What’s the Time?

In a manufacturing industry, continuous chemical reaction occurs inside a processing unit. The unit is equivalent to a large tank with huge (you can consider infinite) capacity. There are several inlets and outlets. Each inlet or outlet has a certain capacity and period. For example, if an inlet has capacity 10 and period 5, it means in first 5 unit time, 10 unit chemicals enter into the processing unit in each unit time and in next 5 unit time, it is kept closed. Now consider in the start, the processing unit contains a particular amount of chemicals. The amount of chemicals will change with time inside the processing unit. We are interested to know the time when, the processing unit will reach a particular amount. Now a peculiar incident can occur — the processing unit is empty and at that time outlets are open. In that case, immergence reservoir will be used which will be again refilled when the chemicals will be available. Input Each input set will start with two positive integers N (1 ≤ N ≤ 12) and K where N denotes the number of inlets/outlets and K is the current amount inside the processing unit. It is followed by the period (At most 12) and capacity (Absolute value at most 100) of each openings. The capacity will be positive in case of inlets and it will be negative for outlets. The next line will contain the desired amount inside the processing unit. All inputs will be integers and there can be at most 5000 data sets. Input will be terminated with N = 0 and K = 0. Integer means 32-bit signed integer. Output For each test set, print the serial of output followed by a floating point number that indicates the minimum time by which the processing unit will contain the desired amount. If the processing unit never contains the desired unit, print ‘Impossible.’. See the sample input-output for more information.
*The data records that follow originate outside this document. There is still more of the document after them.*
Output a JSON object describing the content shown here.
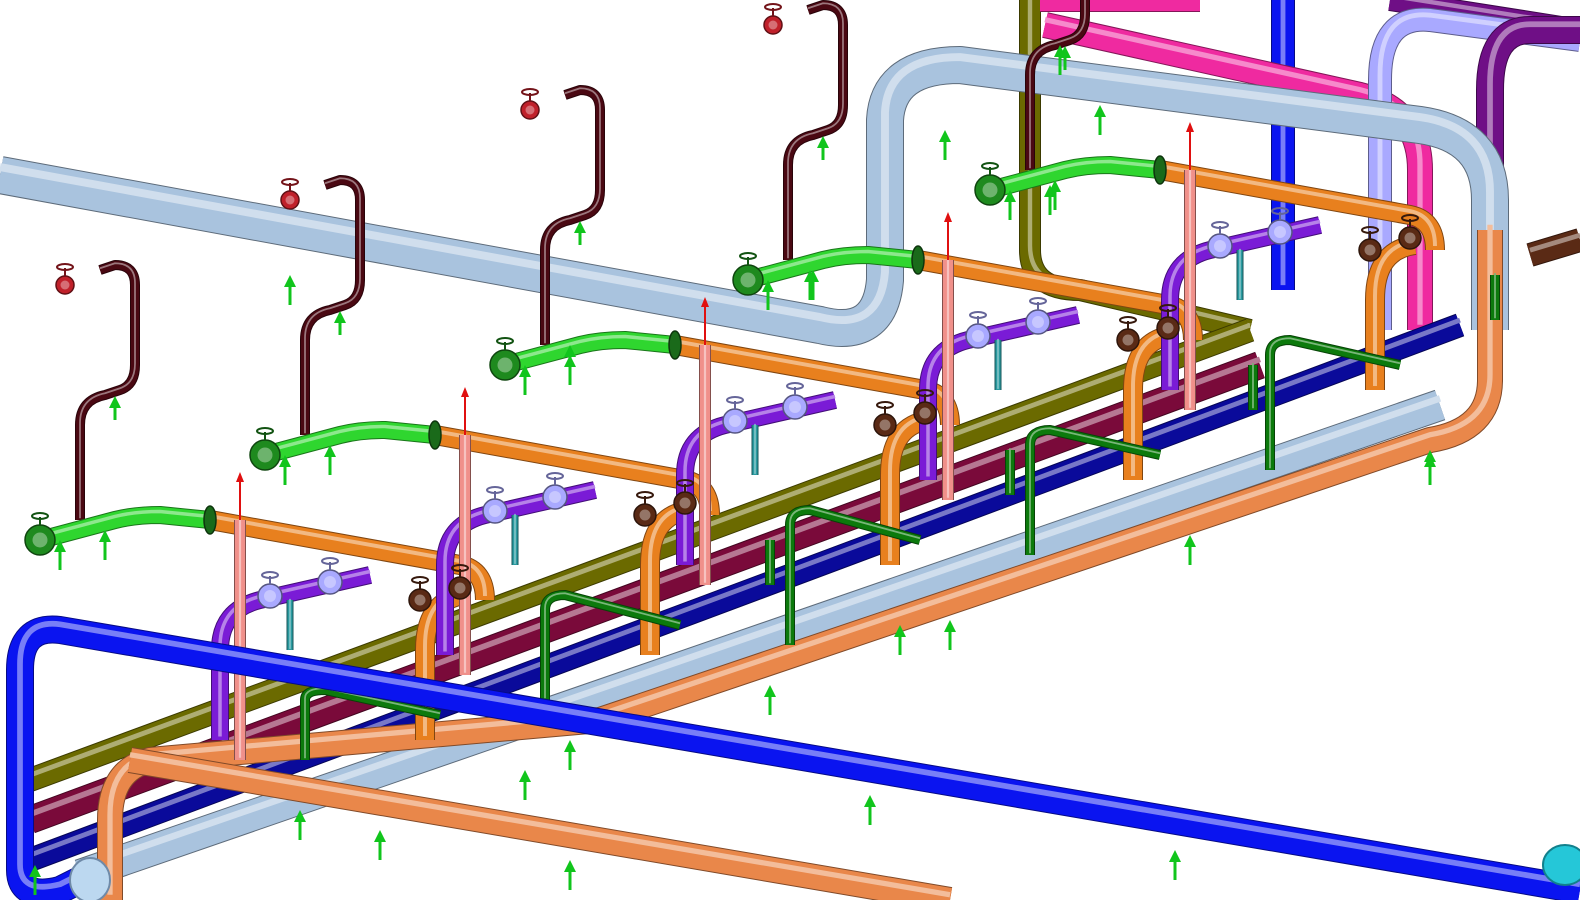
{
  "viewport": {
    "background": "#ffffff"
  },
  "colors": {
    "steam_blue_gray": "#a9c3de",
    "blue": "#0a14f0",
    "navy": "#0a0a9a",
    "orange": "#e8801e",
    "light_orange": "#e9874a",
    "green": "#2fd62f",
    "dark_green": "#0c7a0c",
    "purple": "#7a1bd6",
    "lavender": "#a9a9ff",
    "pink": "#f0908a",
    "maroon": "#4a0812",
    "magenta": "#ef2aa0",
    "olive": "#6b6a00",
    "dark_purple": "#6f0f86",
    "teal": "#2a9aa0",
    "support_arrow": "#11c51c",
    "red_arrow": "#e01010",
    "valve_dark": "#5a2a15"
  },
  "icons": {
    "support_arrow": "up-arrow-icon",
    "valve": "handwheel-valve-icon",
    "flange": "flange-icon",
    "vent": "vent-icon"
  }
}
Sample Input 2 397 12 -35 6 25 67121 20 34 3 -3 100 Sample Output Case 1: Impossible. Case 2: 199.00000000